#### Problem statement:
Print every line of the records below exactly as it reads.

#### Extracted material:
☆ ☆ ☆

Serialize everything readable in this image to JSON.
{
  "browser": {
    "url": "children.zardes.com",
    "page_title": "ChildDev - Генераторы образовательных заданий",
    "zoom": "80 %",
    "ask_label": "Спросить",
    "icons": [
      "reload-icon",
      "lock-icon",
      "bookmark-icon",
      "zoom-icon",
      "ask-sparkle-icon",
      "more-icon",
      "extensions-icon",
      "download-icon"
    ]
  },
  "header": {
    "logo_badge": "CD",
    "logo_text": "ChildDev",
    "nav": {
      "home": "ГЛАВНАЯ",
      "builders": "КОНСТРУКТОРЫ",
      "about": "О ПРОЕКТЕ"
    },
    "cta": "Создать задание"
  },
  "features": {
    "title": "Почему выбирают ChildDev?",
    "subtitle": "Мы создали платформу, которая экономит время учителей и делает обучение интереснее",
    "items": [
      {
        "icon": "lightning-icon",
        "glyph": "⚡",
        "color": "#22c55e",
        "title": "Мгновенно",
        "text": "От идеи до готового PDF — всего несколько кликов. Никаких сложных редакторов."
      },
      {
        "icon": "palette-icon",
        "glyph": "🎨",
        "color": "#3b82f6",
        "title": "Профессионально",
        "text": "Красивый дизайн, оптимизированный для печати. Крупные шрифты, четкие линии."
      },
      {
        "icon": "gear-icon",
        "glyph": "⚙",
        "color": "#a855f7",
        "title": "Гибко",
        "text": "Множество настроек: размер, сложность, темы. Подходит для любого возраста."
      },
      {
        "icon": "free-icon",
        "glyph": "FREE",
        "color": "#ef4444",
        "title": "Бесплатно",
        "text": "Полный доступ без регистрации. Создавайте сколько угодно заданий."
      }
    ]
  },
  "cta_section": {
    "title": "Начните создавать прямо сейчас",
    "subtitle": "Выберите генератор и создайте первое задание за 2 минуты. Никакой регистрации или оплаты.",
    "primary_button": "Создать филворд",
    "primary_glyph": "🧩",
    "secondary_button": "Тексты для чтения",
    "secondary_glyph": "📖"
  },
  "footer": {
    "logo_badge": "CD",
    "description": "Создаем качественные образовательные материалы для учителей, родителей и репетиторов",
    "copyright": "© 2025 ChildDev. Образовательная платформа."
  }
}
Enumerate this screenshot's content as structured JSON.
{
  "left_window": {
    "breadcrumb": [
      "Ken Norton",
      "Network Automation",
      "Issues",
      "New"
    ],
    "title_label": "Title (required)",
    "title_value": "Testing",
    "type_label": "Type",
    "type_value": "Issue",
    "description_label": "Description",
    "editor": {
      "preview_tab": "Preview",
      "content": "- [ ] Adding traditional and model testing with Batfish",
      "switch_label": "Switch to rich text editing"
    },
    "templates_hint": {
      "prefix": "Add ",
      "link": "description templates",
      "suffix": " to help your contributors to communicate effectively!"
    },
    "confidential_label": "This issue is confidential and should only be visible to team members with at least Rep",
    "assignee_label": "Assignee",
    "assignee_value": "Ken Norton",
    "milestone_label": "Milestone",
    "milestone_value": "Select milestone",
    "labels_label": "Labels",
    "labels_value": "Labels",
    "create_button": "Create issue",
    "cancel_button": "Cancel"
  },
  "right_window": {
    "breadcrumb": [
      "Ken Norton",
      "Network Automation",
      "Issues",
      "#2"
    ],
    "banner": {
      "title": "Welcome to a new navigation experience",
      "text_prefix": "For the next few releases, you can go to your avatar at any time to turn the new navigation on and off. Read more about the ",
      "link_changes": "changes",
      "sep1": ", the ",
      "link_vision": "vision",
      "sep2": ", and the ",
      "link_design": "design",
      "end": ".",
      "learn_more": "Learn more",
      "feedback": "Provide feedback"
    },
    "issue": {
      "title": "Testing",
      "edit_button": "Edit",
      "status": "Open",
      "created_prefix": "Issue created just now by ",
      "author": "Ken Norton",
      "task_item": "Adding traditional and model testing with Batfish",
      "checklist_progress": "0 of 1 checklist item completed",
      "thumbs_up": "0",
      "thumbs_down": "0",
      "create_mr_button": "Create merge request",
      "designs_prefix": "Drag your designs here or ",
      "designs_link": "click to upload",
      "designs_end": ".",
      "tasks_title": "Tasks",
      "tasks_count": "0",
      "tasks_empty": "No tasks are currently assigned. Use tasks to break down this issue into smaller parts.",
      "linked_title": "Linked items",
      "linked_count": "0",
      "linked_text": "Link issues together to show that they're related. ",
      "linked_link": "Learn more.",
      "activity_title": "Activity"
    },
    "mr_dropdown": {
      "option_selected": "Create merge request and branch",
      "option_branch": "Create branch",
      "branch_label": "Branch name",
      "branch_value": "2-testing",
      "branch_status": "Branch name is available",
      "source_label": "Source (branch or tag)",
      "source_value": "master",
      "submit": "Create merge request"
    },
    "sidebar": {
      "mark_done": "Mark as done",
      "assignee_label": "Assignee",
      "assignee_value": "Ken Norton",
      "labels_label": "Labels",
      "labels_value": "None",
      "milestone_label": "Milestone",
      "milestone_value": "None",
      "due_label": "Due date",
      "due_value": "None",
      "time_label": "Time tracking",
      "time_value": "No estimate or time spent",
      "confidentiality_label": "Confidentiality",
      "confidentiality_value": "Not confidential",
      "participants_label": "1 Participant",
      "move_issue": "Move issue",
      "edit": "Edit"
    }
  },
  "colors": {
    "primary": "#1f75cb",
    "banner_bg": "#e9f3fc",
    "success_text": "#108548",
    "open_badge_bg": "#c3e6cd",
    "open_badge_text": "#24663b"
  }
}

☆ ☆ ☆

#### Exercise response:
Serialize everything readable in this image to JSON.
{
  "browser": {
    "url": "children.zardes.com",
    "page_title": "ChildDev - Генераторы образовательных заданий",
    "zoom": "80 %",
    "ask_label": "Спросить",
    "icons": [
      "reload-icon",
      "lock-icon",
      "bookmark-icon",
      "zoom-icon",
      "ask-sparkle-icon",
      "more-icon",
      "extensions-icon",
      "download-icon"
    ]
  },
  "header": {
    "logo_badge": "CD",
    "logo_text": "ChildDev",
    "nav": {
      "home": "ГЛАВНАЯ",
      "builders": "КОНСТРУКТОРЫ",
      "about": "О ПРОЕКТЕ"
    },
    "cta": "Создать задание"
  },
  "features": {
    "title": "Почему выбирают ChildDev?",
    "subtitle": "Мы создали платформу, которая экономит время учителей и делает обучение интереснее",
    "items": [
      {
        "icon": "lightning-icon",
        "glyph": "⚡",
        "color": "#22c55e",
        "title": "Мгновенно",
        "text": "От идеи до готового PDF — всего несколько кликов. Никаких сложных редакторов."
      },
      {
        "icon": "palette-icon",
        "glyph": "🎨",
        "color": "#3b82f6",
        "title": "Профессионально",
        "text": "Красивый дизайн, оптимизированный для печати. Крупные шрифты, четкие линии."
      },
      {
        "icon": "gear-icon",
        "glyph": "⚙",
        "color": "#a855f7",
        "title": "Гибко",
        "text": "Множество настроек: размер, сложность, темы. Подходит для любого возраста."
      },
      {
        "icon": "free-icon",
        "glyph": "FREE",
        "color": "#ef4444",
        "title": "Бесплатно",
        "text": "Полный доступ без регистрации. Создавайте сколько угодно заданий."
      }
    ]
  },
  "cta_section": {
    "title": "Начните создавать прямо сейчас",
    "subtitle": "Выберите генератор и создайте первое задание за 2 минуты. Никакой регистрации или оплаты.",
    "primary_button": "Создать филворд",
    "primary_glyph": "🧩",
    "secondary_button": "Тексты для чтения",
    "secondary_glyph": "📖"
  },
  "footer": {
    "logo_badge": "CD",
    "description": "Создаем качественные образовательные материалы для учителей, родителей и репетиторов",
    "copyright": "© 2025 ChildDev. Образовательная платформа."
  }
}
Enumerate this screenshot's content as structured JSON.
{
  "left_window": {
    "breadcrumb": [
      "Ken Norton",
      "Network Automation",
      "Issues",
      "New"
    ],
    "title_label": "Title (required)",
    "title_value": "Testing",
    "type_label": "Type",
    "type_value": "Issue",
    "description_label": "Description",
    "editor": {
      "preview_tab": "Preview",
      "content": "- [ ] Adding traditional and model testing with Batfish",
      "switch_label": "Switch to rich text editing"
    },
    "templates_hint": {
      "prefix": "Add ",
      "link": "description templates",
      "suffix": " to help your contributors to communicate effectively!"
    },
    "confidential_label": "This issue is confidential and should only be visible to team members with at least Rep",
    "assignee_label": "Assignee",
    "assignee_value": "Ken Norton",
    "milestone_label": "Milestone",
    "milestone_value": "Select milestone",
    "labels_label": "Labels",
    "labels_value": "Labels",
    "create_button": "Create issue",
    "cancel_button": "Cancel"
  },
  "right_window": {
    "breadcrumb": [
      "Ken Norton",
      "Network Automation",
      "Issues",
      "#2"
    ],
    "banner": {
      "title": "Welcome to a new navigation experience",
      "text_prefix": "For the next few releases, you can go to your avatar at any time to turn the new navigation on and off. Read more about the ",
      "link_changes": "changes",
      "sep1": ", the ",
      "link_vision": "vision",
      "sep2": ", and the ",
      "link_design": "design",
      "end": ".",
      "learn_more": "Learn more",
      "feedback": "Provide feedback"
    },
    "issue": {
      "title": "Testing",
      "edit_button": "Edit",
      "status": "Open",
      "created_prefix": "Issue created just now by ",
      "author": "Ken Norton",
      "task_item": "Adding traditional and model testing with Batfish",
      "checklist_progress": "0 of 1 checklist item completed",
      "thumbs_up": "0",
      "thumbs_down": "0",
      "create_mr_button": "Create merge request",
      "designs_prefix": "Drag your designs here or ",
      "designs_link": "click to upload",
      "designs_end": ".",
      "tasks_title": "Tasks",
      "tasks_count": "0",
      "tasks_empty": "No tasks are currently assigned. Use tasks to break down this issue into smaller parts.",
      "linked_title": "Linked items",
      "linked_count": "0",
      "linked_text": "Link issues together to show that they're related. ",
      "linked_link": "Learn more.",
      "activity_title": "Activity"
    },
    "mr_dropdown": {
      "option_selected": "Create merge request and branch",
      "option_branch": "Create branch",
      "branch_label": "Branch name",
      "branch_value": "2-testing",
      "branch_status": "Branch name is available",
      "source_label": "Source (branch or tag)",
      "source_value": "master",
      "submit": "Create merge request"
    },
    "sidebar": {
      "mark_done": "Mark as done",
      "assignee_label": "Assignee",
      "assignee_value": "Ken Norton",
      "labels_label": "Labels",
      "labels_value": "None",
      "milestone_label": "Milestone",
      "milestone_value": "None",
      "due_label": "Due date",
      "due_value": "None",
      "time_label": "Time tracking",
      "time_value": "No estimate or time spent",
      "confidentiality_label": "Confidentiality",
      "confidentiality_value": "Not confidential",
      "participants_label": "1 Participant",
      "move_issue": "Move issue",
      "edit": "Edit"
    }
  },
  "colors": {
    "primary": "#1f75cb",
    "banner_bg": "#e9f3fc",
    "success_text": "#108548",
    "open_badge_bg": "#c3e6cd",
    "open_badge_text": "#24663b"
  }
}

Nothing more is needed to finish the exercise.